Uracius said that when he first arrived in Florida, he thought Wright was insane. "But they sort of grow on you, these buildings," he said. "Now I'm kind of interested in seeing what I can do." Aaron Hoover of Gainesville, Fla., is a frequent contributor to Coastal Contractor.
The Remaking of Wright's Blocks
In accordance with Wright's belief that each structure should be composed of inexpensive local materials that grow out of the ground, the blocks used in the 12 buildings at Florida Southern College were formed from coquina and sand — both from Florida — and cement. Their dimensions, 3 feet by 9 inches, were, like all the measurements in Wright's campus design, divisors of 18, the standard number of feet between orange trees in the groves surrounding the college at the time. The indents in their surfaces and the colored glass inserts in some of the buildings blocks call to mind origami folds and textile patterns, alternating light and shadow in motifs that carry throughout the collection.
According to master mason Ken Uracius, the blocks failed because the material science of the day hadn't caught up to Wright's design criteria. The first flaw was in the recipe itself. Wright used a sand mix that was evenly graded, allowing for bigger air pockets and greater vapor permeability. We learned 50 years later the importance of sand gradation, said Uracius, explaining that when sand includes more grain sizes, smaller grains fill in the interstices between larger ones. The new mix includes a wide range of sizes and a higher percentage of cement.

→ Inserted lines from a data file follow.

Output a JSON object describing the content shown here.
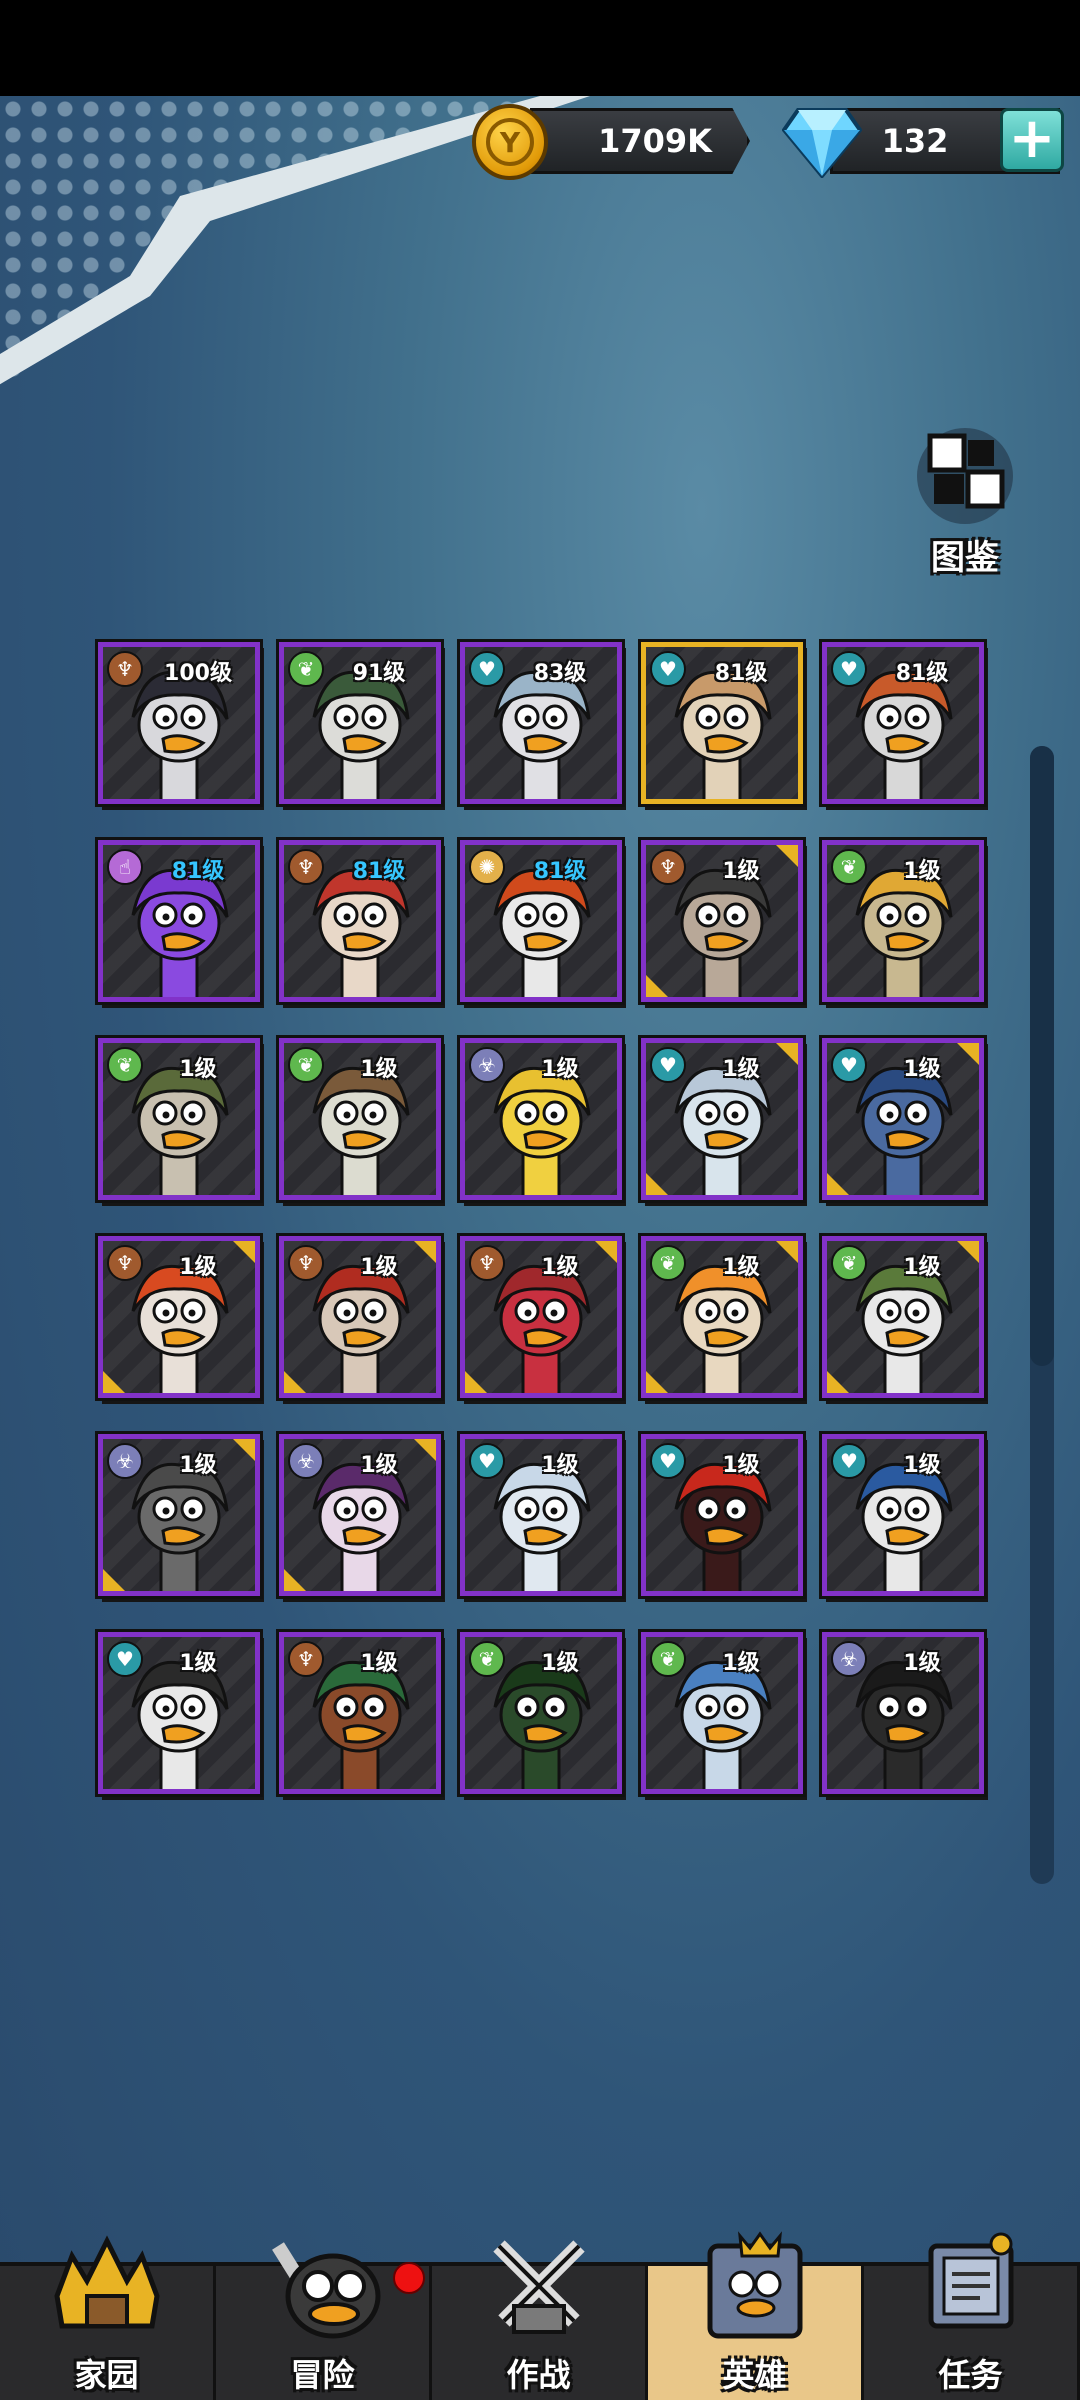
{
  "currency": {
    "coin_symbol": "Y",
    "gold": "1709K",
    "gems": "132",
    "add_symbol": "+"
  },
  "codex": {
    "label": "图鉴"
  },
  "heroes": [
    {
      "level": "100级",
      "badge": "fire",
      "frame": "purple",
      "level_color": "white",
      "hair": "#2b2b35",
      "face": "#d8d8dc"
    },
    {
      "level": "91级",
      "badge": "leaf",
      "frame": "purple",
      "level_color": "white",
      "hair": "#3a5a3a",
      "face": "#dcdcd8"
    },
    {
      "level": "83级",
      "badge": "water",
      "frame": "purple",
      "level_color": "white",
      "hair": "#9ab4c8",
      "face": "#e0e0e4"
    },
    {
      "level": "81级",
      "badge": "water",
      "frame": "gold",
      "level_color": "white",
      "hair": "#c89a6a",
      "face": "#e2d2b8"
    },
    {
      "level": "81级",
      "badge": "water",
      "frame": "purple",
      "level_color": "white",
      "hair": "#c85a2a",
      "face": "#d8d8d8"
    },
    {
      "level": "81级",
      "badge": "pink",
      "frame": "purple",
      "level_color": "cyan",
      "hair": "#7a3ad0",
      "face": "#8a4ae0"
    },
    {
      "level": "81级",
      "badge": "fire",
      "frame": "purple",
      "level_color": "cyan",
      "hair": "#c0362c",
      "face": "#e8d8c8"
    },
    {
      "level": "81级",
      "badge": "sun",
      "frame": "purple",
      "level_color": "cyan",
      "hair": "#d04a1c",
      "face": "#e8e8e8"
    },
    {
      "level": "1级",
      "badge": "fire",
      "frame": "purple-gold",
      "level_color": "white",
      "hair": "#3a3a3a",
      "face": "#b8a898"
    },
    {
      "level": "1级",
      "badge": "leaf",
      "frame": "purple",
      "level_color": "white",
      "hair": "#e0a834",
      "face": "#c8b890"
    },
    {
      "level": "1级",
      "badge": "leaf",
      "frame": "purple",
      "level_color": "white",
      "hair": "#5a6a3a",
      "face": "#c8c0b0"
    },
    {
      "level": "1级",
      "badge": "leaf",
      "frame": "purple",
      "level_color": "white",
      "hair": "#7a5a3a",
      "face": "#dcdcd0"
    },
    {
      "level": "1级",
      "badge": "bio",
      "frame": "purple",
      "level_color": "white",
      "hair": "#e8c030",
      "face": "#f0d040"
    },
    {
      "level": "1级",
      "badge": "water",
      "frame": "purple-gold",
      "level_color": "white",
      "hair": "#b8c8d8",
      "face": "#d8e4ec"
    },
    {
      "level": "1级",
      "badge": "water",
      "frame": "purple-gold",
      "level_color": "white",
      "hair": "#2a4a80",
      "face": "#4a6aa0"
    },
    {
      "level": "1级",
      "badge": "fire",
      "frame": "purple-gold",
      "level_color": "white",
      "hair": "#d84a20",
      "face": "#e8e0d8"
    },
    {
      "level": "1级",
      "badge": "fire",
      "frame": "purple-gold",
      "level_color": "white",
      "hair": "#b02c20",
      "face": "#d8c8b8"
    },
    {
      "level": "1级",
      "badge": "fire",
      "frame": "purple-gold",
      "level_color": "white",
      "hair": "#a0282c",
      "face": "#c83040"
    },
    {
      "level": "1级",
      "badge": "leaf",
      "frame": "purple-gold",
      "level_color": "white",
      "hair": "#f0902a",
      "face": "#e8d8c0"
    },
    {
      "level": "1级",
      "badge": "leaf",
      "frame": "purple-gold",
      "level_color": "white",
      "hair": "#5a7a3a",
      "face": "#e8e8e8"
    },
    {
      "level": "1级",
      "badge": "bio",
      "frame": "purple-gold",
      "level_color": "white",
      "hair": "#4a4a4a",
      "face": "#6a6a6a"
    },
    {
      "level": "1级",
      "badge": "bio",
      "frame": "purple-gold",
      "level_color": "white",
      "hair": "#5a2a6a",
      "face": "#e8d8e8"
    },
    {
      "level": "1级",
      "badge": "water",
      "frame": "purple",
      "level_color": "white",
      "hair": "#c8d8e8",
      "face": "#e0e8f0"
    },
    {
      "level": "1级",
      "badge": "water",
      "frame": "purple",
      "level_color": "white",
      "hair": "#c8281c",
      "face": "#3a1a1a"
    },
    {
      "level": "1级",
      "badge": "water",
      "frame": "purple",
      "level_color": "white",
      "hair": "#2a5aa0",
      "face": "#e8e8e8"
    },
    {
      "level": "1级",
      "badge": "water",
      "frame": "purple",
      "level_color": "white",
      "hair": "#2a2a2a",
      "face": "#e8e8e8"
    },
    {
      "level": "1级",
      "badge": "fire",
      "frame": "purple",
      "level_color": "white",
      "hair": "#2a6a3a",
      "face": "#8a4a2a"
    },
    {
      "level": "1级",
      "badge": "leaf",
      "frame": "purple",
      "level_color": "white",
      "hair": "#1a3a1a",
      "face": "#2a4a2a"
    },
    {
      "level": "1级",
      "badge": "leaf",
      "frame": "purple",
      "level_color": "white",
      "hair": "#4a80c0",
      "face": "#c8d8e8"
    },
    {
      "level": "1级",
      "badge": "bio",
      "frame": "purple",
      "level_color": "white",
      "hair": "#1a1a1a",
      "face": "#2a2a2a"
    }
  ],
  "badge_icons": {
    "fire": "♆",
    "leaf": "❦",
    "water": "♥",
    "bio": "☣",
    "pink": "☝",
    "sun": "✺"
  },
  "nav": [
    {
      "label": "家园",
      "icon": "home-castle-icon",
      "active": false,
      "dot": false
    },
    {
      "label": "冒险",
      "icon": "adventure-duck-icon",
      "active": false,
      "dot": true
    },
    {
      "label": "作战",
      "icon": "battle-swords-icon",
      "active": false,
      "dot": false
    },
    {
      "label": "英雄",
      "icon": "heroes-book-icon",
      "active": true,
      "dot": false
    },
    {
      "label": "任务",
      "icon": "quest-scroll-icon",
      "active": false,
      "dot": false
    }
  ],
  "colors": {
    "frame_purple": "#8232c8",
    "frame_gold": "#e8b324",
    "level_cyan": "#36c6ff",
    "nav_active": "#e9c789",
    "notification": "#e11111"
  }
}
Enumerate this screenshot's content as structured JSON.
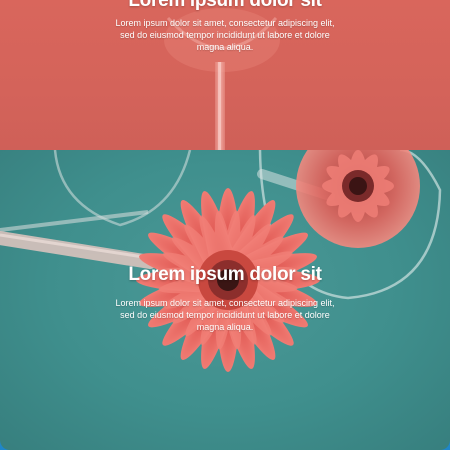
{
  "sections": [
    {
      "heading": "Lorem ipsum dolor sit",
      "body": "Lorem ipsum dolor sit amet, consectetur adipiscing elit, sed do eiusmod tempor incididunt ut labore et dolore magna aliqua."
    },
    {
      "heading": "Lorem ipsum dolor sit",
      "body": "Lorem ipsum dolor sit amet, consectetur adipiscing elit, sed do eiusmod tempor incididunt ut labore et dolore magna aliqua."
    }
  ],
  "colors": {
    "top_panel": "#d9665c",
    "photo_background": "#3f8f8d",
    "flower": "#e8605a",
    "frame_accent": "#1f86c9",
    "text": "#ffffff"
  }
}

Using a pneumatic ram, Haley Mills tamps the coquina, sand, and cement mixture into Wright's original molds. A key to the performance of the blocks is a graded aggregate — a range of sand particles that allows for denser packing, ultimately leading to a more impervious block.
More detrimental was the use of iron rebar. Because the architect wanted no visual separations between his blocks, he embedded iron rods in the walls to hold the wall together in lieu of mortar. An ineffective grouting technique contributed to the problem: where there was no grout, water collected in the grooves, corroding the reinforcing. Wright had no way of knowing that iron would rust like that, said Uracius. It was supposed to last forever.
Uracius said that the biggest challenge was that without mortar joints, builders lose a key method for keeping walls even: adjusting the amount of mortar between blocks. It's hard to cover up errors when you're running block to block, says Uracius. With no mortar, any variations in block size must be adjusted in the blocks themselves. Because Wright's design calls for several different molds for each wall, variations are common and a challenge that adds days to the job of building a wall. Uracius is still experimenting to find the best technique for assembling the blocks. —
Cathleen Drake Nelson